Scotland's deputy first minister has called on the UK government to implement a universal service obligation (USO) for broadband services.
John Swinney has written to Ed Vaizey, UK minister for the digital economy, asking for the move to ensure everybody in Scotland has access to affordable high speed broadband.
USOs are managed by communications regulator Ofcom and are designed to ensure a basic level of service for everybody. The UK currently has a telecoms USO, but the Scottish Government said this does not contain any meaningful provision for broadband.
Swinney said: "The Scottish Government has set an ambitious digital policy agenda aimed at ensuring that all of Scotland can access world class digital connectivity by 2020 and we are taking forward a range of activity and investment to deliver this.
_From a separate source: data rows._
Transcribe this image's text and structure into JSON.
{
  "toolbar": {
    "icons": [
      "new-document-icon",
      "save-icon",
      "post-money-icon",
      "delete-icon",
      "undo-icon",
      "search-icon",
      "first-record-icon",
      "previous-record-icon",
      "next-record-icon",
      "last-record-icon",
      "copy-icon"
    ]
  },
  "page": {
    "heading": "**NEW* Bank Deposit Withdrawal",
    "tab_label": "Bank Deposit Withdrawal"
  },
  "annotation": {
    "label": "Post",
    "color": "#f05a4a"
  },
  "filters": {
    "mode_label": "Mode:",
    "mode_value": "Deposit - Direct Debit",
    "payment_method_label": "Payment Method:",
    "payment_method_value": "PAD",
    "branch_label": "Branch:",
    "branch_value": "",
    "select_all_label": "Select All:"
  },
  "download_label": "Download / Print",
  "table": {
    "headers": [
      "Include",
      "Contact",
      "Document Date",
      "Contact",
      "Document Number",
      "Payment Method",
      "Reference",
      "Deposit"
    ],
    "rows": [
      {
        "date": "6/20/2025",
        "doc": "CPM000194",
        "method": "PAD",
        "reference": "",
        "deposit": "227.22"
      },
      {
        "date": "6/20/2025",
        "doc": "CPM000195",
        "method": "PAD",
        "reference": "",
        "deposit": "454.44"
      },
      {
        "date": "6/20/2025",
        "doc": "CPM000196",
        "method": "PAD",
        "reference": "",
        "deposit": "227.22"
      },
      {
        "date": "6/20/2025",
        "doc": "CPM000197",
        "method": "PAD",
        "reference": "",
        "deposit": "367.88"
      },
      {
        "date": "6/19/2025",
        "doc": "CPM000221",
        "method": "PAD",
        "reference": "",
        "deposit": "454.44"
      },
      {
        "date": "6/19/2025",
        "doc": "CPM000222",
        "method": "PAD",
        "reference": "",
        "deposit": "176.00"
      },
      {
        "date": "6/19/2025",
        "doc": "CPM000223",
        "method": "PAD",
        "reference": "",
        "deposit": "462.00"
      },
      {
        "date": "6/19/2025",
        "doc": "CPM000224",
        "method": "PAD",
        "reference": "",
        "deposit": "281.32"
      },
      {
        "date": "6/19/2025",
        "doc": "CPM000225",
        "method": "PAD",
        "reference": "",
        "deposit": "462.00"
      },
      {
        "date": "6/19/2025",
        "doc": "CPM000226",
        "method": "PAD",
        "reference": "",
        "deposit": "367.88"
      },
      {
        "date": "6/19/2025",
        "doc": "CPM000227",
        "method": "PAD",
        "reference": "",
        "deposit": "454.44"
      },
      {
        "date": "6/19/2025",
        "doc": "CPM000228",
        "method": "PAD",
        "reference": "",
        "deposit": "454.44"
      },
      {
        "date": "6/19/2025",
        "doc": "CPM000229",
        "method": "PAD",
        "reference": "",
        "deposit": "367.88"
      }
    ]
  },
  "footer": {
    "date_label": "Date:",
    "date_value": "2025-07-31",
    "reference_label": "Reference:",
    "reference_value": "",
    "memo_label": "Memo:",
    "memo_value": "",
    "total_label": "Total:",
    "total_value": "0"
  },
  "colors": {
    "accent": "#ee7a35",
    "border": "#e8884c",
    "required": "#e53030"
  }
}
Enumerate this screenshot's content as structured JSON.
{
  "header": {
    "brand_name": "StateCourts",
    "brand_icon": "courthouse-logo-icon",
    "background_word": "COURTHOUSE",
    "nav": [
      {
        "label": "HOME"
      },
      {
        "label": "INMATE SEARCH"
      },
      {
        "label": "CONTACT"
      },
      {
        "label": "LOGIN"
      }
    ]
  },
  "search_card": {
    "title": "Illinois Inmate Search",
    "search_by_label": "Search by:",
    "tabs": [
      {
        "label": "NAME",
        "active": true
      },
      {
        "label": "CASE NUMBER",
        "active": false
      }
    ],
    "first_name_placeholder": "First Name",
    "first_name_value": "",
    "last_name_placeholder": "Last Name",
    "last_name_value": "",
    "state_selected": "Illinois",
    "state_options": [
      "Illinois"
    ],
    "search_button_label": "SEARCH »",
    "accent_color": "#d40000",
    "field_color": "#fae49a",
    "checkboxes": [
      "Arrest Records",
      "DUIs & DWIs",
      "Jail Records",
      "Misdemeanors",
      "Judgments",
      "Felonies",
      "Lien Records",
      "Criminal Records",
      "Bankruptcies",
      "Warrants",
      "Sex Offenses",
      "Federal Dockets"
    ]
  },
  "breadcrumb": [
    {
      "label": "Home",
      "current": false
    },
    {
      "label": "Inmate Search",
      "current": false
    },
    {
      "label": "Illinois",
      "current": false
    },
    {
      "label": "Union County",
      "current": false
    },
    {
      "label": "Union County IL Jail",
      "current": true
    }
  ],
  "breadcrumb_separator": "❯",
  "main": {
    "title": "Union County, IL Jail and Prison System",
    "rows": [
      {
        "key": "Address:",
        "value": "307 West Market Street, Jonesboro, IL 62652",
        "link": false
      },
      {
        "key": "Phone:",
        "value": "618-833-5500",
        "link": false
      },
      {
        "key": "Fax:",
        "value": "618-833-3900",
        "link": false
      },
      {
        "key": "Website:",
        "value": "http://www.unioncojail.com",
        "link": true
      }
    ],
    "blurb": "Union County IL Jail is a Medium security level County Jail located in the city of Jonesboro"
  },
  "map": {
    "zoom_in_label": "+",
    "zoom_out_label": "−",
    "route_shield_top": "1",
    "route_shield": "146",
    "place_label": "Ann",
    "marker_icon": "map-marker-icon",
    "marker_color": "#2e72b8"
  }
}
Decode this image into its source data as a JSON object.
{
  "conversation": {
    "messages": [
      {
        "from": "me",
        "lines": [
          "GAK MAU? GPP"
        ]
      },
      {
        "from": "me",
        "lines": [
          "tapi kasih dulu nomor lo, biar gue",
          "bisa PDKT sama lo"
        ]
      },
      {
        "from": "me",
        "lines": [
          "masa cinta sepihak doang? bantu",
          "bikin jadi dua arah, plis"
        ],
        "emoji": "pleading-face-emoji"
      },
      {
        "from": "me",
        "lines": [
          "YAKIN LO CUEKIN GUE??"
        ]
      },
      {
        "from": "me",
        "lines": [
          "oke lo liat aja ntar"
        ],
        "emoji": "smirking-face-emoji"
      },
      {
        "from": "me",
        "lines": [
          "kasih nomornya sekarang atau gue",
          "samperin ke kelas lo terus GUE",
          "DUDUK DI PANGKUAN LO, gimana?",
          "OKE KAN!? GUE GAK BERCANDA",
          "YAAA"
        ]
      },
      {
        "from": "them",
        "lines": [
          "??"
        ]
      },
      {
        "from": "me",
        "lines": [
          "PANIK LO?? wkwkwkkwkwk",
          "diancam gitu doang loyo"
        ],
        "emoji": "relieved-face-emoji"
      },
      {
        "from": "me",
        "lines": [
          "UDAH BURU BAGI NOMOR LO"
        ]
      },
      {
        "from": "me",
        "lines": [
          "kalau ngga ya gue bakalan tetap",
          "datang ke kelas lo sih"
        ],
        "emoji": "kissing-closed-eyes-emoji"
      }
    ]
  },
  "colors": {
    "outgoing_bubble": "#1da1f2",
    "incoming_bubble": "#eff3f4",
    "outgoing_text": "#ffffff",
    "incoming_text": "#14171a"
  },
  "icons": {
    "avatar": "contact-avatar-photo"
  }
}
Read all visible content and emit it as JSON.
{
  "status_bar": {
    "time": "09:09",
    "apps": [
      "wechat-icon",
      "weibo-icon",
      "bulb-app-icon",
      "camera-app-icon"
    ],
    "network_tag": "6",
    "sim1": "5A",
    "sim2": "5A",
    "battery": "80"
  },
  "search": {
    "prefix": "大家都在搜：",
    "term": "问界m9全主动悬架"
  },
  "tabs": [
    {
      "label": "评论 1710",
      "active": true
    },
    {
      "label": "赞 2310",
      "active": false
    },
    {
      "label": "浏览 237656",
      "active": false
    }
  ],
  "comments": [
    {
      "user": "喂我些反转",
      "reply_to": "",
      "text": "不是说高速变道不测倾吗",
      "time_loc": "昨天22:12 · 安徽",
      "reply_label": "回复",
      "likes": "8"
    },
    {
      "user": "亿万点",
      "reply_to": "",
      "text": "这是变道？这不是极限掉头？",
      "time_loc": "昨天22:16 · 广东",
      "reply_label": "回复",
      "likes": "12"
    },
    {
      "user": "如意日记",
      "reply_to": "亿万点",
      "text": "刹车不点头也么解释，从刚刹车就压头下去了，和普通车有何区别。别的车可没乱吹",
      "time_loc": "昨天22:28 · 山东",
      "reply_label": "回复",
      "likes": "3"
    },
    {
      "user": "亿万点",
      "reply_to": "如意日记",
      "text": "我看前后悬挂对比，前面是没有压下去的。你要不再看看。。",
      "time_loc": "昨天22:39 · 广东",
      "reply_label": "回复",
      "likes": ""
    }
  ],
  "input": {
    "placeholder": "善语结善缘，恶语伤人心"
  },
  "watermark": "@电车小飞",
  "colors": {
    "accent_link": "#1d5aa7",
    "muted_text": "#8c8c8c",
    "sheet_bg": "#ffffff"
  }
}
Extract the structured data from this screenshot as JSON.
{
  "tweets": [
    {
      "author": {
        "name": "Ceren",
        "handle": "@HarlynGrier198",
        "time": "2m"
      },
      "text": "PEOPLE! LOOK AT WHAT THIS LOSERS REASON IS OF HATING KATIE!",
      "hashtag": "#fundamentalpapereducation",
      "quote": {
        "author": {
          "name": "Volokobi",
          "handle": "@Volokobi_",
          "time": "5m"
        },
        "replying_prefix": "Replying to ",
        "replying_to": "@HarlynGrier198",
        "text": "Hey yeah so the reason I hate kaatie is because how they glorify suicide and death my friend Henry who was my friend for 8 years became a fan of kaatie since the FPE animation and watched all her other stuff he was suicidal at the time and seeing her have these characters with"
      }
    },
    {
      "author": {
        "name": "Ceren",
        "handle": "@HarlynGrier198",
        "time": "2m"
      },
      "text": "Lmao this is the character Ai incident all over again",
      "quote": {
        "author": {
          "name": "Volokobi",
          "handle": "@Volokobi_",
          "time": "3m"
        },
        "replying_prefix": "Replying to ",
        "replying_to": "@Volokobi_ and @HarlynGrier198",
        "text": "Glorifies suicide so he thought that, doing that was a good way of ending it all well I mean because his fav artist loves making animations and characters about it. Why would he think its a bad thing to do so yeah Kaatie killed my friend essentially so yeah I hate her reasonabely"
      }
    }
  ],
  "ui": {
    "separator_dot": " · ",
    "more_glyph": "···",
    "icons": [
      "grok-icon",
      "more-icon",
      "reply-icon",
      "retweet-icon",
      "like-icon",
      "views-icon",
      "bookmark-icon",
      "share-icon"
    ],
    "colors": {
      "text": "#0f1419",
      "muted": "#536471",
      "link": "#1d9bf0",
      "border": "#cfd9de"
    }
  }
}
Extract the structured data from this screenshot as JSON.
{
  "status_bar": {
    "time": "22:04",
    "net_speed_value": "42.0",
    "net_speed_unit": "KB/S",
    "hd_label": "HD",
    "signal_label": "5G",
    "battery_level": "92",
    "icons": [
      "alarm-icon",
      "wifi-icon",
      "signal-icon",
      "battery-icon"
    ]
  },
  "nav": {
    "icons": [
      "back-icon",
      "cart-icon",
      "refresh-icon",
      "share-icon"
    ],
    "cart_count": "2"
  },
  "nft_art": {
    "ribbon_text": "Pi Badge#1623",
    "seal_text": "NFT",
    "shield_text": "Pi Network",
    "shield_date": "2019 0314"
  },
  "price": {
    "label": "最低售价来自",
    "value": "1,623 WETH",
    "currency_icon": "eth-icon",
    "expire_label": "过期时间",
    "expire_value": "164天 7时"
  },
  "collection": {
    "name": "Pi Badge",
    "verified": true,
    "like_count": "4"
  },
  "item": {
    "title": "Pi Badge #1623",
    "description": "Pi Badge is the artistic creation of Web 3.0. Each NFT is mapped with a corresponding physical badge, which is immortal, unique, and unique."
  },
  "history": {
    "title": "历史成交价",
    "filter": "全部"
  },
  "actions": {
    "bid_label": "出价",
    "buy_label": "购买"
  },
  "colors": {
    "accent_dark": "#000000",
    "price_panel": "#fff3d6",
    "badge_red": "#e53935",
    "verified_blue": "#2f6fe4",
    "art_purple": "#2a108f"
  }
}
"Broadband is something that everyone in Scotland should have access to - it's a vital service in today's world. That is why I am pressing the UK Government to introduce a broadband USO, which would set out access as an entitlement.
"The introduction of a USO for broadband with an appropriate speed requirement, as introduced by Finland, Malta and Spain in recent years, would be a way of ensuring that no-one is excluded from the benefits of this integral technology."
The Scottish Government is investing in broadband provision through the £410 million Digital Scotland Superfast Broadband programme, and has made £7.5 million available to community-led plans for provision under Community Broadband Scotland.
BT has the contracts for broadband provision in rural areas throughout the UK, but there have been complaints that it will fall short of 100% coverage. It was recently accused in a House of Commons debate of not fully investing in the programme in areas where the costs would be particularly high.
Image by Rosendahl, public domain through Wikimedia.